[Extracted data entries]
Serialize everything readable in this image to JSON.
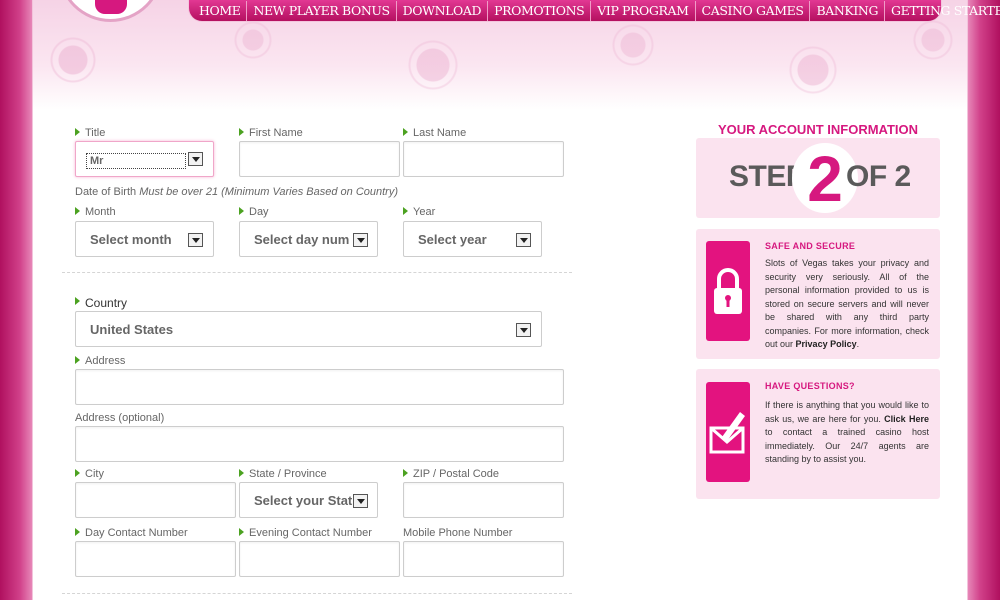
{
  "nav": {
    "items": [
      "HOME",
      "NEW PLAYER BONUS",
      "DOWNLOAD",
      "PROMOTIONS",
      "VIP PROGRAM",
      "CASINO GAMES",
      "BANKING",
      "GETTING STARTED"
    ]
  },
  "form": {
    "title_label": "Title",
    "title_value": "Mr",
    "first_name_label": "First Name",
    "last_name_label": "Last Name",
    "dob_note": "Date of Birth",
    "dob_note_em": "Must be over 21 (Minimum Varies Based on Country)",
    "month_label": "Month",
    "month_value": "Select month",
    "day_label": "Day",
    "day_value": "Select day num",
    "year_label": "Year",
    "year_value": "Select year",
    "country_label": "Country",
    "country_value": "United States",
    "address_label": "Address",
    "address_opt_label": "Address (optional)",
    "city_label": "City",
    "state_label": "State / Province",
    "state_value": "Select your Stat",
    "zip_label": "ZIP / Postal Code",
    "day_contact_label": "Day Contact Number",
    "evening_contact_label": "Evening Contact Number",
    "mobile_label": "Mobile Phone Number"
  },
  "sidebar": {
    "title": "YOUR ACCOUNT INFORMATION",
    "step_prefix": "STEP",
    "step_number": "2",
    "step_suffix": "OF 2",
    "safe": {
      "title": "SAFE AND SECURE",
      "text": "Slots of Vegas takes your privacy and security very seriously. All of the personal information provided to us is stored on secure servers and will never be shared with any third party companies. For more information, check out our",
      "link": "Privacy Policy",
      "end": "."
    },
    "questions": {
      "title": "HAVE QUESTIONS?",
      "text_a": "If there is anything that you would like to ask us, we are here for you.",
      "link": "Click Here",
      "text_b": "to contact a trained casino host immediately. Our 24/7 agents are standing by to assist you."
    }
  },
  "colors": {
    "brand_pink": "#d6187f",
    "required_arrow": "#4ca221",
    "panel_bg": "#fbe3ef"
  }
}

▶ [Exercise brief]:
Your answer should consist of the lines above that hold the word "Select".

▶ [Output]:
    "month_value": "Select month",
    "day_value": "Select day num",
    "year_value": "Select year",
    "state_value": "Select your Stat",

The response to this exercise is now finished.